You should split it into sections using numbered sub-headings relating to themes or areas for consideration. For each theme, you should aim to set out clearly and concisely the main issue under discussion and any areas of difficulty or disagreement. It may also include experimental results. All the information that you present should be related back to the brief and the precise subject under discussion.
If it’s not relevant, leave it out.
Conclusions and Recommendations
The conclusion sets out what inferences you draw from the information, including any experimental results. It may include recommendations, or these may be included in a separate section.

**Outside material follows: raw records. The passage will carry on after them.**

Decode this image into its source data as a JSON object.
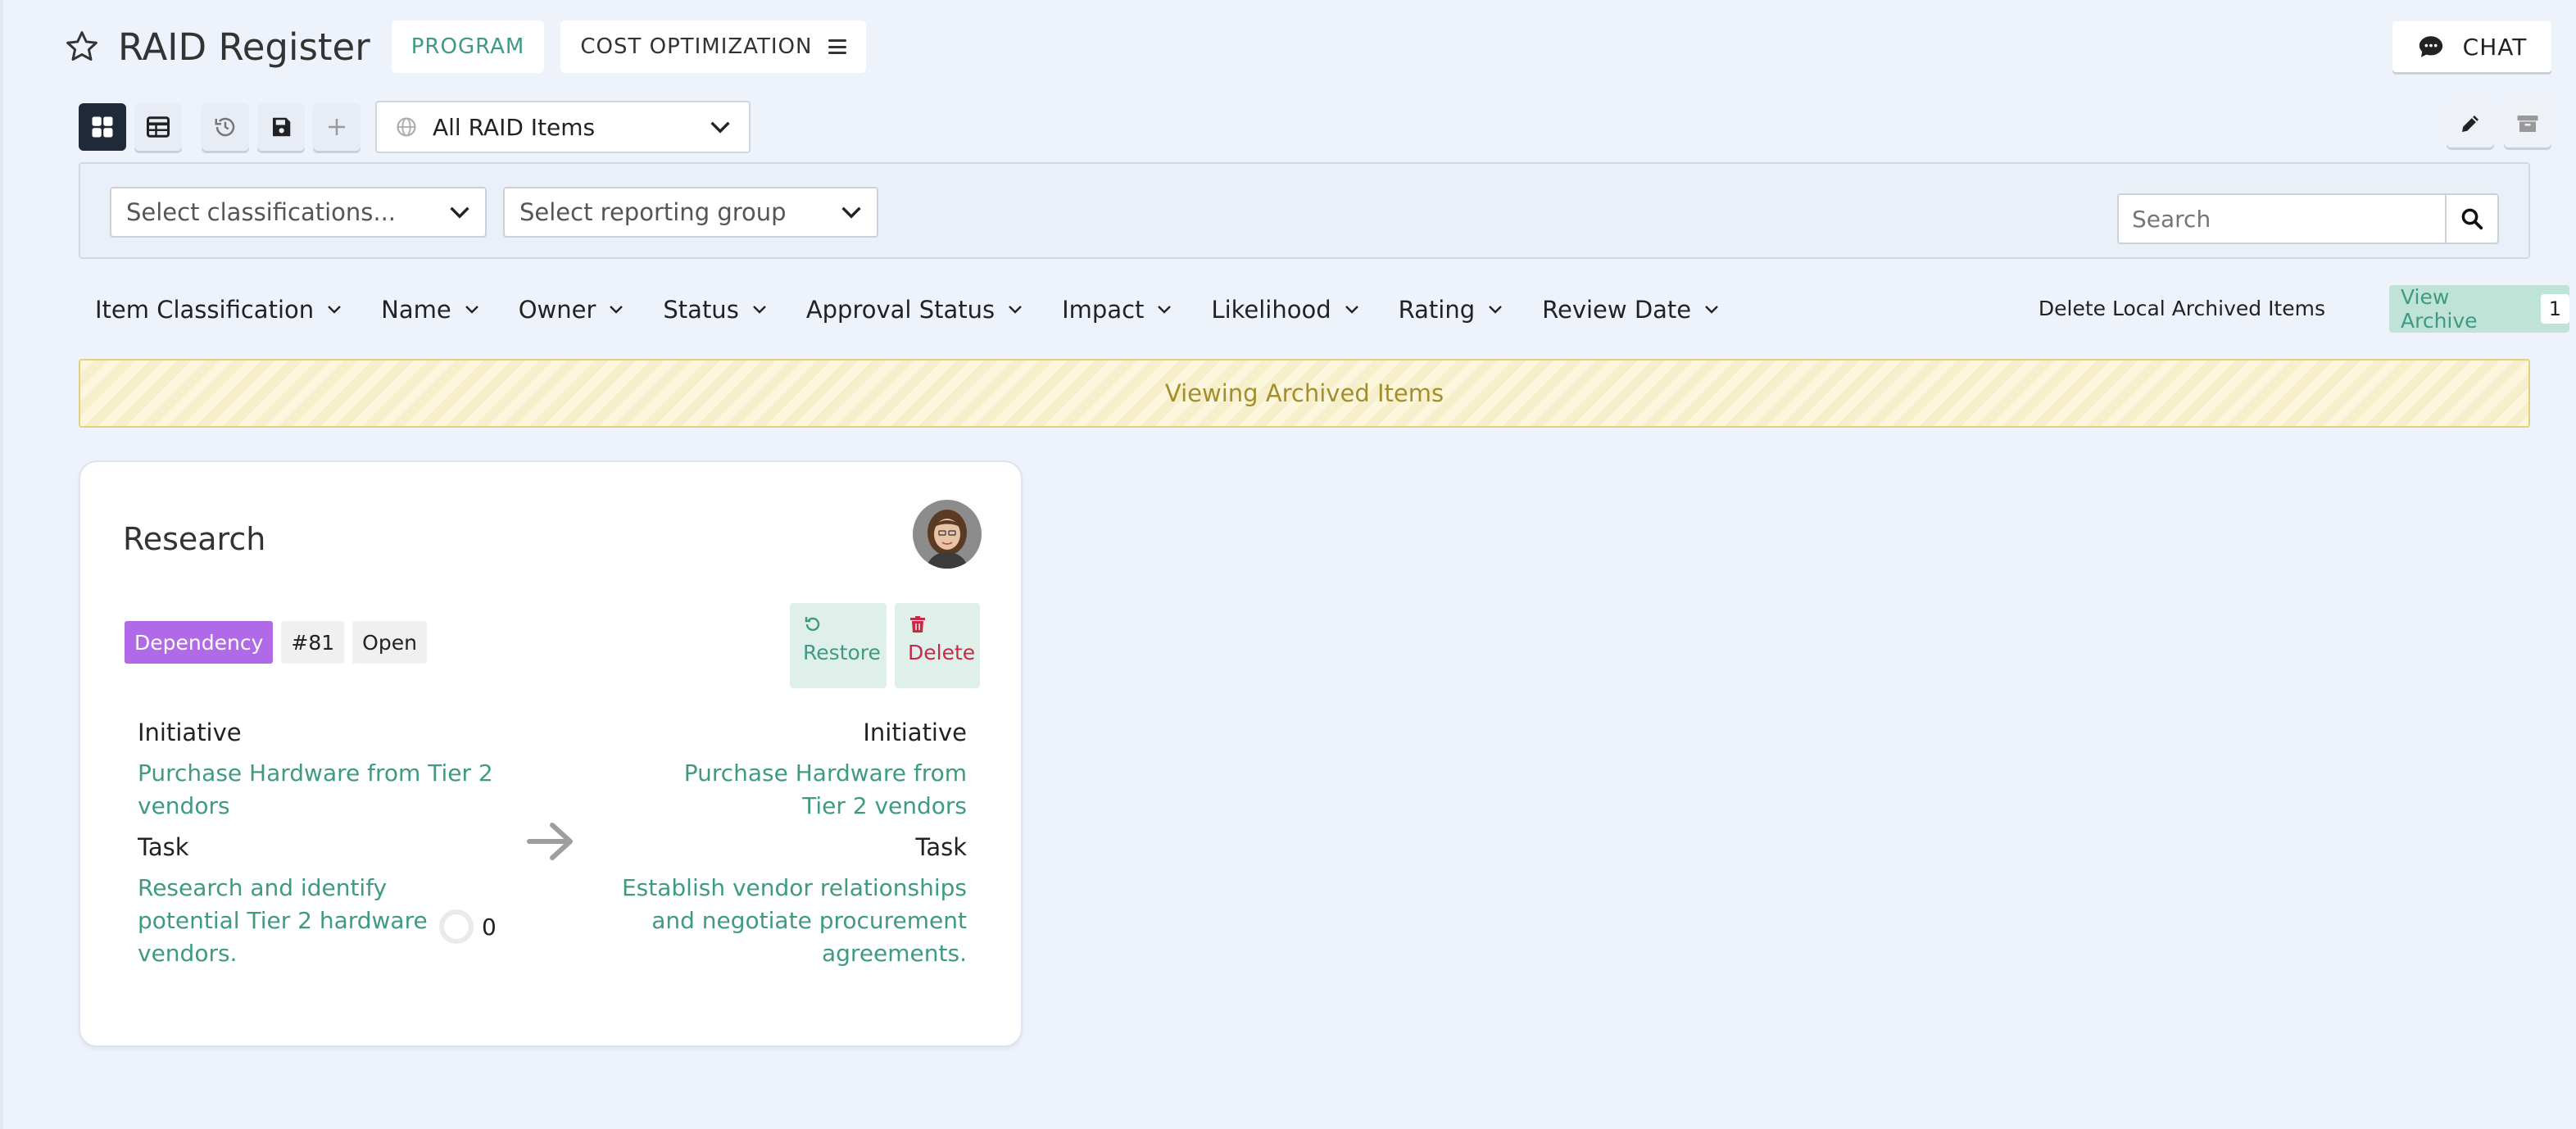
{
  "header": {
    "title": "RAID Register",
    "program_label": "PROGRAM",
    "project_label": "COST OPTIMIZATION",
    "chat_label": "CHAT"
  },
  "toolbar": {
    "view_select": "All RAID Items"
  },
  "filters": {
    "classifications_placeholder": "Select classifications...",
    "reporting_group_placeholder": "Select reporting group",
    "search_placeholder": "Search"
  },
  "sort_columns": [
    "Item Classification",
    "Name",
    "Owner",
    "Status",
    "Approval Status",
    "Impact",
    "Likelihood",
    "Rating",
    "Review Date"
  ],
  "archive": {
    "delete_local_label": "Delete Local Archived Items",
    "view_archive_label": "View Archive",
    "archive_count": "1",
    "banner": "Viewing Archived Items"
  },
  "card": {
    "title": "Research",
    "tags": {
      "type": "Dependency",
      "id": "#81",
      "status": "Open"
    },
    "restore_label": "Restore",
    "delete_label": "Delete",
    "left": {
      "initiative_label": "Initiative",
      "initiative_value": "Purchase Hardware from Tier 2 vendors",
      "task_label": "Task",
      "task_value": "Research and identify potential Tier 2 hardware vendors."
    },
    "right": {
      "initiative_label": "Initiative",
      "initiative_value": "Purchase Hardware from Tier 2 vendors",
      "task_label": "Task",
      "task_value": "Establish vendor relationships and negotiate procurement agreements."
    },
    "progress_count": "0"
  },
  "colors": {
    "accent": "#3f9a83",
    "dependency": "#b06ae8",
    "danger": "#c62a47",
    "banner_text": "#a38e2c"
  }
}
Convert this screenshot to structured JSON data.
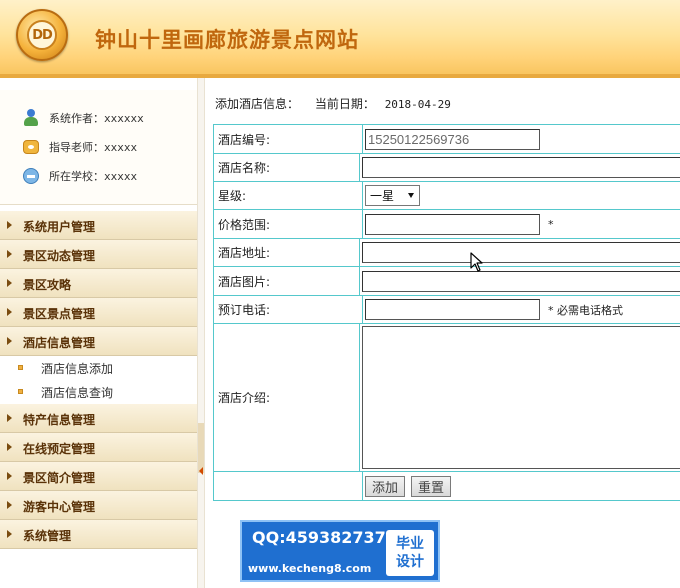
{
  "header": {
    "title": "钟山十里画廊旅游景点网站",
    "logo_text": "DD"
  },
  "sidebar": {
    "info": [
      {
        "label": "系统作者：xxxxxx",
        "icon": "user-icon"
      },
      {
        "label": "指导老师：xxxxx",
        "icon": "teacher-icon"
      },
      {
        "label": "所在学校：xxxxx",
        "icon": "school-icon"
      }
    ],
    "menu": [
      {
        "label": "系统用户管理"
      },
      {
        "label": "景区动态管理"
      },
      {
        "label": "景区攻略"
      },
      {
        "label": "景区景点管理"
      },
      {
        "label": "酒店信息管理",
        "sub": [
          "酒店信息添加",
          "酒店信息查询"
        ]
      },
      {
        "label": "特产信息管理"
      },
      {
        "label": "在线预定管理"
      },
      {
        "label": "景区简介管理"
      },
      {
        "label": "游客中心管理"
      },
      {
        "label": "系统管理"
      }
    ]
  },
  "main": {
    "page_label": "添加酒店信息：",
    "date_label": "当前日期：",
    "date_value": "2018-04-29",
    "form": {
      "hotel_id_label": "酒店编号:",
      "hotel_id_value": "15250122569736",
      "hotel_name_label": "酒店名称:",
      "star_label": "星级:",
      "star_value": "一星",
      "price_label": "价格范围:",
      "price_note": "*",
      "address_label": "酒店地址:",
      "image_label": "酒店图片:",
      "phone_label": "预订电话:",
      "phone_note": "* 必需电话格式",
      "intro_label": "酒店介绍:",
      "add_button": "添加",
      "reset_button": "重置"
    }
  },
  "watermark": {
    "qq": "QQ:459382737",
    "url": "www.kecheng8.com",
    "badge_line1": "毕业",
    "badge_line2": "设计"
  },
  "colors": {
    "header_gradient_top": "#fff1c9",
    "header_gradient_bottom": "#f7c25a",
    "title": "#c0670e",
    "table_border": "#55c8cc",
    "menu_text": "#5a3208",
    "watermark_bg": "#1f6fd0"
  }
}
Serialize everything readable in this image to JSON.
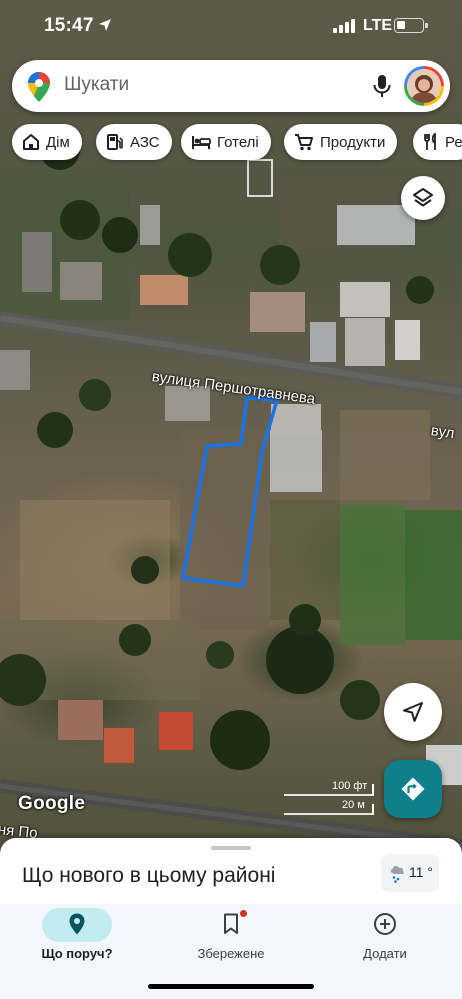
{
  "status_bar": {
    "time": "15:47",
    "network": "LTE"
  },
  "search": {
    "placeholder": "Шукати"
  },
  "chips": [
    {
      "label": "Дім",
      "icon": "home-icon"
    },
    {
      "label": "АЗС",
      "icon": "gas-station-icon"
    },
    {
      "label": "Готелі",
      "icon": "hotel-bed-icon"
    },
    {
      "label": "Продукти",
      "icon": "shopping-cart-icon"
    },
    {
      "label": "Ре",
      "icon": "restaurant-icon"
    }
  ],
  "map": {
    "street_label_1": "вулиця Першотравнева",
    "street_label_2": "вул",
    "street_label_3": "ня По",
    "google_logo": "Google",
    "scale_ft": "100 фт",
    "scale_m": "20 м",
    "plot_outline_color": "#1a73e8"
  },
  "sheet": {
    "title": "Що нового в цьому районі",
    "weather_temp": "11 °"
  },
  "nav": {
    "items": [
      {
        "label": "Що поруч?",
        "icon": "explore-pin-icon",
        "active": true
      },
      {
        "label": "Збережене",
        "icon": "bookmark-icon",
        "active": false
      },
      {
        "label": "Додати",
        "icon": "add-circle-icon",
        "active": false
      }
    ]
  },
  "colors": {
    "accent": "#0f7f8c",
    "nav_active_pill": "#c3ecf2"
  }
}
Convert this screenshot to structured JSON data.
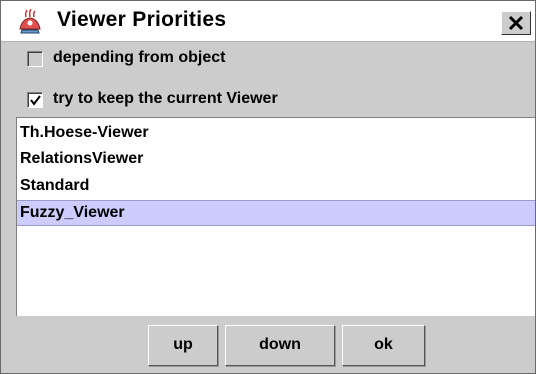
{
  "window": {
    "title": "Viewer Priorities",
    "app_icon": "java-duke-icon",
    "close_icon": "close-icon"
  },
  "options": {
    "depending_from_object": {
      "label": "depending from object",
      "checked": false
    },
    "keep_current_viewer": {
      "label": "try to keep the current Viewer",
      "checked": true
    }
  },
  "viewers": {
    "items": [
      {
        "label": "Th.Hoese-Viewer",
        "selected": false
      },
      {
        "label": "RelationsViewer",
        "selected": false
      },
      {
        "label": "Standard",
        "selected": false
      },
      {
        "label": "Fuzzy_Viewer",
        "selected": true
      }
    ]
  },
  "buttons": {
    "up": "up",
    "down": "down",
    "ok": "ok"
  },
  "colors": {
    "window_bg": "#cccccc",
    "selection_bg": "#ccccff",
    "list_bg": "#ffffff"
  }
}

Recommendations suggest how you think the situation could be improved, and should be specific, achievable and measurable. If your recommendations have financial implications, you should set these out clearly, with estimated costs if possible.
A Word on Writing Style
When writing a report, your aim should be to be absolutely clear. Above all, it should be easy to read and understand, even to someone with little knowledge of the subject area.
You should therefore aim for crisp, precise text, using plain English, and shorter words rather than longer, with short sentences.
You should also avoid jargon. If you have to use specialist language, you should explain each word as you use it. If you find that you’ve had to explain more than about five words, you’re probably using too much jargon, and need to replace some of it with simpler words.
Consider your audience. If the report is designed to be written for a particular person, check whether you should be writing it to ‘you’ or perhaps in the third person to a job role: ‘The Chief Executive may like to consider…’, or ‘The minister is recommended to agree…’, for example.
A Final Warning
As with any academic assignment or formal piece of writing, your work will benefit from being read over again and edited ruthlessly for sense and style.
Pay particular attention to whether all the information that you have included is relevant. Also remember to check tenses, which person you have written in, grammar and spelling. It’s also worth one last check against any requirements on structure.
For an academic assignment, make sure that you have referenced fully and correctly. As always, check that you have not inadvertently or deliberately plagiarised or copied anything without acknowledging it.
Finally, ask yourself:
“Does my report fulfil its purpose?”
Only if the answer is a resounding ‘yes’ should you send it off to its intended recipient.